The sudden realization overcame me that I was not in control of my own safety.  Everyone else was.  I either drive like everyone else, crazy and irresponsibly, or end up a statistic for trying to drive safely.    City driving is insane!

I am finally nearing my destination.  I'm in a suburb of Knoxville and following the directions that I've scribbled on a piece of paper during a phone conversation with the lady who owns the dog training facility.  The paper is still clutched in my left hand.  There's Middlebrook Pike.  We'll turn right onto that and go to Robinson Road.  A right turn onto Robinson Road and then a left.  I can't make out the road signs.  I'll have to wait until the sun comes up.  A church is dead ahead.  I'll wait for daylight in the parking lot.  A school bus pulled in and parked, waiting for his appointed hour to make the neighborhood rounds to collect the brats for school.  I walked over and bent the guy's ear about directions to my destination. 

"Bakertown Road?  You passed it.  Go back to the stop sign and turn right."

Well, it's dark and I couldn't read the signs.  It's 7:30AM and the sun is up now.  I'm sitting in the driveway of Diane's, the groomer/trainer for Falcor.  Even on this little suburban two lane road the cars pass behind me continuously and unending.  Who could live in this?   I'm only one and a half hours early.  I like to be punctual.  The little treasure I came to pick up is in one of the buildings not a hundred feet in front of me.  Maybe someone in the unlit house will notice the old red Ford truck in the driveway and come out to give me Falcor.  Then I have to make the return trip.  Great Scott;  the horror!

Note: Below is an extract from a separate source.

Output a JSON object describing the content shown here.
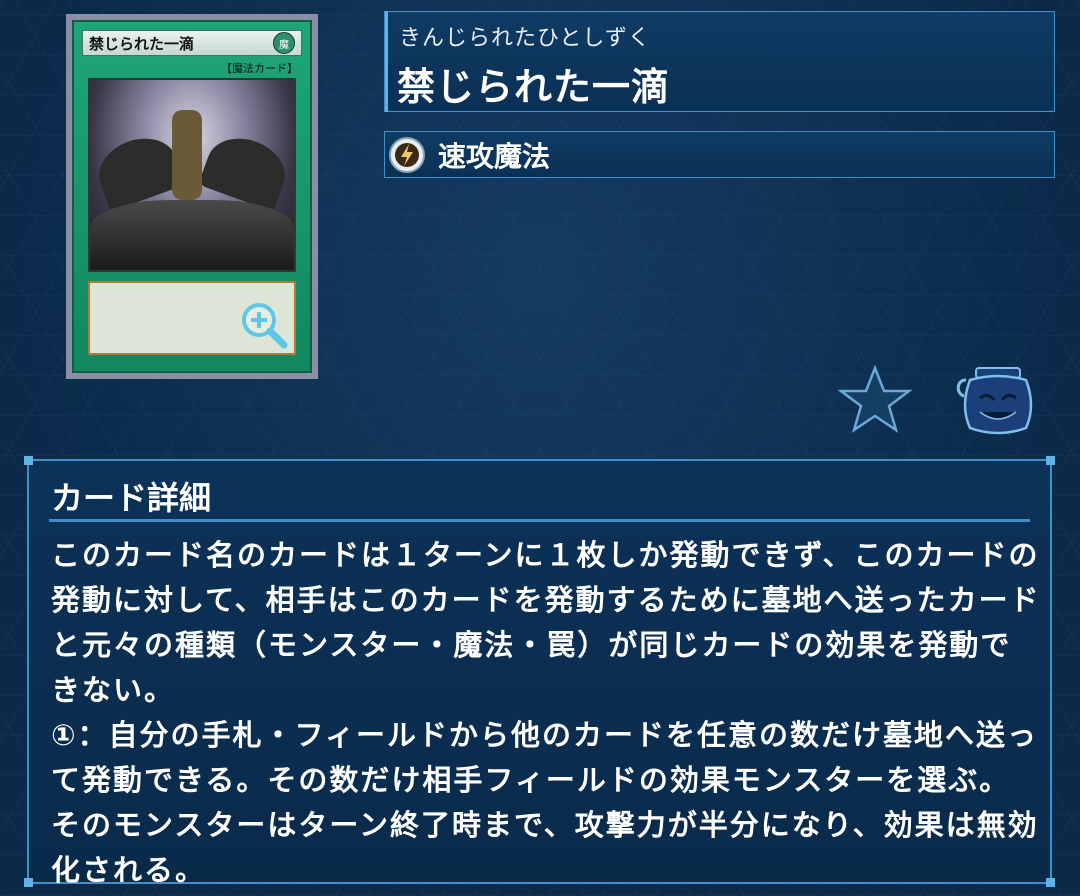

As it turned out, the unlit house was used as the office and no one lived there.  The employees started to arrive at 8:30AM and let me pull inside the gated compound.  After parking my truck I was asked to move it by one of the workers because the "boss" always parks there.  Ok, no problem.  A guy went into a building and walked two beautiful Golden Retrievers across the driveway and into another enclosure.  One was Falcor.  He was gorgeous.
Falcor was groomed, bathed and had manners.  I couldn't believe this was the same dog I knew three weeks ago.  When I picked him up he was nervous and was "up tight" during the ride in the truck back to Greenback where I left him with a friend who would have his medical work done.   It was obvious that Falcor did well in school.  He was calm, polite and was attentive to my commands, which were few. 
He was so mellow that he fell asleep on the seat of the truck with his head on my thigh.  What a sweet little guy!
We made it home safely, although I don't know how, and he met Shade, Happy and Chestnut.  The reception was a bit of a cold one.  It will all work out.  They're all laying on the floor around my computer chair sound asleep, so I guess everyone is getting used to each other.  The real sleeping arrangements for the night will undoubtedly be interesting. 

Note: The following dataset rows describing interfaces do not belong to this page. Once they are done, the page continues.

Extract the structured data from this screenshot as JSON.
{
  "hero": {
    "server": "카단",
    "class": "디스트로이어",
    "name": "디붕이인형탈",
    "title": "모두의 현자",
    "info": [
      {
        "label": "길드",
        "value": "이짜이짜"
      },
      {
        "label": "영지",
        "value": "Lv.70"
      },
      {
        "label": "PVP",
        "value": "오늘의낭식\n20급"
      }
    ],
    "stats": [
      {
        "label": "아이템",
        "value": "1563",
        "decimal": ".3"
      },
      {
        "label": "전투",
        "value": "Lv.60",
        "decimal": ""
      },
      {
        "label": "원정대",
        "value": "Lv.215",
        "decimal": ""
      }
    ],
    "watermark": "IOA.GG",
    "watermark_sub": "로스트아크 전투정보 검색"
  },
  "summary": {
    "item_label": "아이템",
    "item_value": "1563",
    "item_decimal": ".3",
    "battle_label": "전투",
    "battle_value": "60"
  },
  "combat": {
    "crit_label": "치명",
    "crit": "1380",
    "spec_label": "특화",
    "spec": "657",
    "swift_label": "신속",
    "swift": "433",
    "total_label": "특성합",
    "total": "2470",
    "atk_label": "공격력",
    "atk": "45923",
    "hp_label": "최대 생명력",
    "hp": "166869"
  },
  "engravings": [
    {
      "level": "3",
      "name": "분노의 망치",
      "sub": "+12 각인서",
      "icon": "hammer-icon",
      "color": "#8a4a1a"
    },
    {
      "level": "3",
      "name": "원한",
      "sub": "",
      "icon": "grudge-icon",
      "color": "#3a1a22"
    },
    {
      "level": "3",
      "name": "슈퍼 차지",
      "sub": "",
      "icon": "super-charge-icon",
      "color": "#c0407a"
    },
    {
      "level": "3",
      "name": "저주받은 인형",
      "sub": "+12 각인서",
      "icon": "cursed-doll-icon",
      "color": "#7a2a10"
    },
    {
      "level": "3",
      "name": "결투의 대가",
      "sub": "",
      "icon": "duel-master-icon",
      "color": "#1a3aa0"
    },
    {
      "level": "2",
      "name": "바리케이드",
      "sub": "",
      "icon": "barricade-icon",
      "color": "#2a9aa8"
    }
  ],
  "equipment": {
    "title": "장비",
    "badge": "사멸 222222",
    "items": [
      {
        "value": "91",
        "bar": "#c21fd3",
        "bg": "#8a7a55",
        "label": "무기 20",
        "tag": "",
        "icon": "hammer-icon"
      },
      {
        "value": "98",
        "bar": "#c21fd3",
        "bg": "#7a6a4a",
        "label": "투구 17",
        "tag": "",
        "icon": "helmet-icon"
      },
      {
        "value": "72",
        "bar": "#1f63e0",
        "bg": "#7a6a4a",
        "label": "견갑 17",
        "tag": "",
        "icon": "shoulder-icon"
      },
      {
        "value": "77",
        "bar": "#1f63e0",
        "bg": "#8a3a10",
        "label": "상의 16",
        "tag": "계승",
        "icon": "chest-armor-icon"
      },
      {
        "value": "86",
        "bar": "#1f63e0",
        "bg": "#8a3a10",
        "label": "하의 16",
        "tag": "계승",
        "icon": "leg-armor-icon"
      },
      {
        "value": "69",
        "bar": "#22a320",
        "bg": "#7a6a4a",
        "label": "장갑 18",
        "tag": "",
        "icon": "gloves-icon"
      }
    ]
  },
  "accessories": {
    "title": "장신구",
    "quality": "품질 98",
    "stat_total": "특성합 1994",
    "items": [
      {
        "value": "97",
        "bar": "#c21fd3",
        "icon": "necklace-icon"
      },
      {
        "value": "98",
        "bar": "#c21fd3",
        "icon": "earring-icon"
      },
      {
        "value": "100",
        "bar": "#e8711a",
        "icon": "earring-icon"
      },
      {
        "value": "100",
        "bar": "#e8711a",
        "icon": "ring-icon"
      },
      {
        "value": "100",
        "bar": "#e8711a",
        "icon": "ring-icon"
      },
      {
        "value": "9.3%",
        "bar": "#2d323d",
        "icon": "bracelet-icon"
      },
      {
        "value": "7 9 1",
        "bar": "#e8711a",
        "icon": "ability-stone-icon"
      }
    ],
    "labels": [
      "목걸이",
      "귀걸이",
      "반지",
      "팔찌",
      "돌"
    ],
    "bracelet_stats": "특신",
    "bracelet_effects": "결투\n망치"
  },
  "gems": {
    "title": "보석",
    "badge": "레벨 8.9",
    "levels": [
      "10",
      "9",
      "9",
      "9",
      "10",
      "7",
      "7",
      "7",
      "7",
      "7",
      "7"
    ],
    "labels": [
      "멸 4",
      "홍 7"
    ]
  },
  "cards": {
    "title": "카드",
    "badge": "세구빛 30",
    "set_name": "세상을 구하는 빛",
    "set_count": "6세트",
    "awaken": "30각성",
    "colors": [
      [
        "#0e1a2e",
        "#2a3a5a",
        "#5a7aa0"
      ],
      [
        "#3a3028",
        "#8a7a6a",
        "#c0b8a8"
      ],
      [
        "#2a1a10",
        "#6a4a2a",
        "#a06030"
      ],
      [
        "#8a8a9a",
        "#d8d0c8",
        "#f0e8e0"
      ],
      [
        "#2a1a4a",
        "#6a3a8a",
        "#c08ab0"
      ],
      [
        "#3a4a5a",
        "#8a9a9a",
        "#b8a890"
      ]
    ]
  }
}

And so, Falcor is home and a new page is turning over in his life.  Very soon now Falcor will take his place beside Douglas, the golden dog of the lakes.  Douglas was a king on the lakes and in the wilderness.  Falcor's adventures will begin soon and he will fulfill his destiny as the prince of the lakes and wilderness.  The golden dog saga continues-----------